BEGIN Working data

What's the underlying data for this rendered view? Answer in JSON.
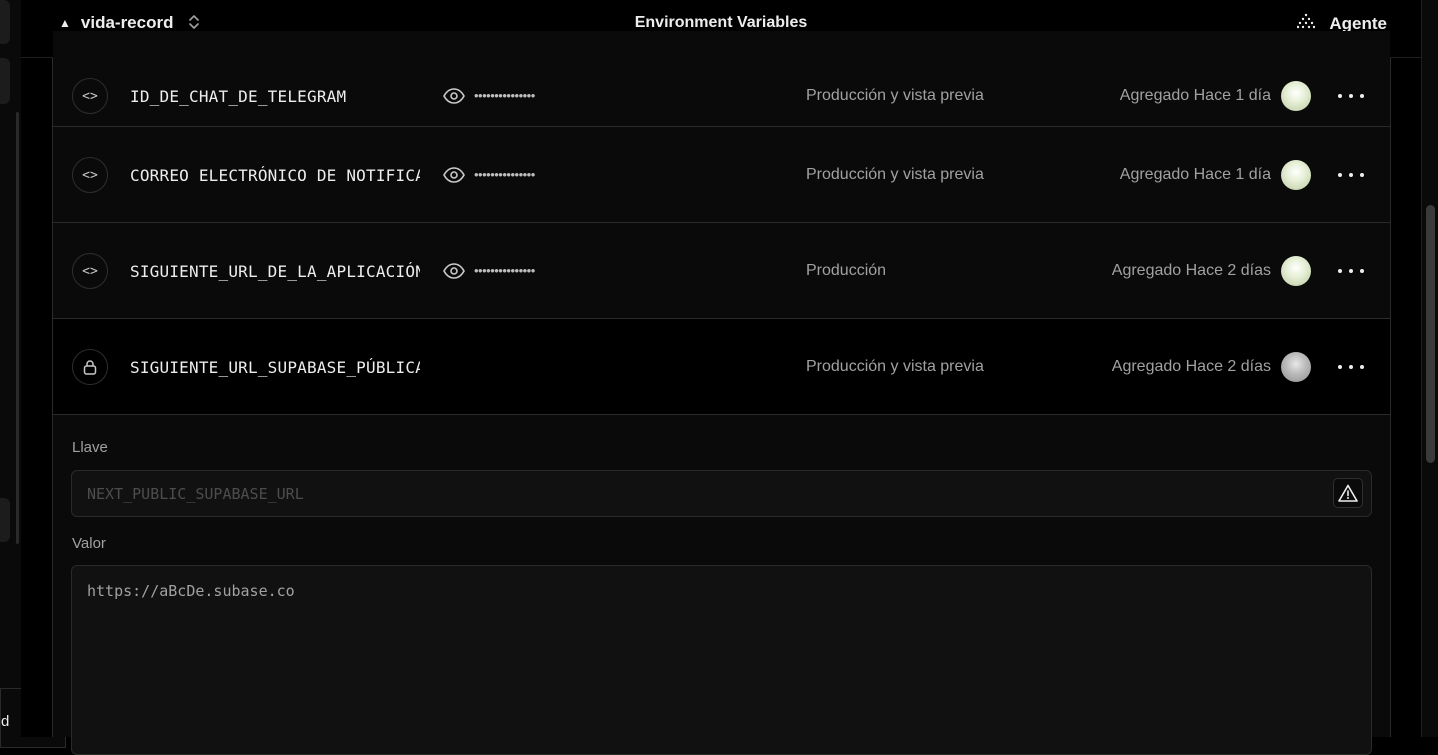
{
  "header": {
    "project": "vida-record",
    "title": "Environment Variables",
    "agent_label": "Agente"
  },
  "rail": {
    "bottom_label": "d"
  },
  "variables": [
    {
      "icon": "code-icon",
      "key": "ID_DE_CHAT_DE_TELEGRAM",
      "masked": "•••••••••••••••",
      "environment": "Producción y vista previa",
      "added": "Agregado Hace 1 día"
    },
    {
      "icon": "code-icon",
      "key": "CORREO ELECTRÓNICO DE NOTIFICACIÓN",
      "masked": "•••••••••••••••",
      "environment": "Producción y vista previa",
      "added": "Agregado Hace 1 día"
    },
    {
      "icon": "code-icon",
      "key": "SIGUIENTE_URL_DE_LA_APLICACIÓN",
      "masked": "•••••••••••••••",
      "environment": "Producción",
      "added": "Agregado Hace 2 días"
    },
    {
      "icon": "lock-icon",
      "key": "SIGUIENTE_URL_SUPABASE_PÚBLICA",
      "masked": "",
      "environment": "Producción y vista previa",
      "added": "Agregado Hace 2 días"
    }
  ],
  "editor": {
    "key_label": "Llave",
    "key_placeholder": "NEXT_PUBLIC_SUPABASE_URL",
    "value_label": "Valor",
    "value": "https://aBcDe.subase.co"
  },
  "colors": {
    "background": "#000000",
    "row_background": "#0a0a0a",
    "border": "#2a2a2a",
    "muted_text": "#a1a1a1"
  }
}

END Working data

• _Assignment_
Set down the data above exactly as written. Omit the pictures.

• _Exercise response_
What's the underlying data for this rendered view? Answer in JSON.
{
  "header": {
    "project": "vida-record",
    "title": "Environment Variables",
    "agent_label": "Agente"
  },
  "rail": {
    "bottom_label": "d"
  },
  "variables": [
    {
      "icon": "code-icon",
      "key": "ID_DE_CHAT_DE_TELEGRAM",
      "masked": "•••••••••••••••",
      "environment": "Producción y vista previa",
      "added": "Agregado Hace 1 día"
    },
    {
      "icon": "code-icon",
      "key": "CORREO ELECTRÓNICO DE NOTIFICACIÓN",
      "masked": "•••••••••••••••",
      "environment": "Producción y vista previa",
      "added": "Agregado Hace 1 día"
    },
    {
      "icon": "code-icon",
      "key": "SIGUIENTE_URL_DE_LA_APLICACIÓN",
      "masked": "•••••••••••••••",
      "environment": "Producción",
      "added": "Agregado Hace 2 días"
    },
    {
      "icon": "lock-icon",
      "key": "SIGUIENTE_URL_SUPABASE_PÚBLICA",
      "masked": "",
      "environment": "Producción y vista previa",
      "added": "Agregado Hace 2 días"
    }
  ],
  "editor": {
    "key_label": "Llave",
    "key_placeholder": "NEXT_PUBLIC_SUPABASE_URL",
    "value_label": "Valor",
    "value": "https://aBcDe.subase.co"
  },
  "colors": {
    "background": "#000000",
    "row_background": "#0a0a0a",
    "border": "#2a2a2a",
    "muted_text": "#a1a1a1"
  }
}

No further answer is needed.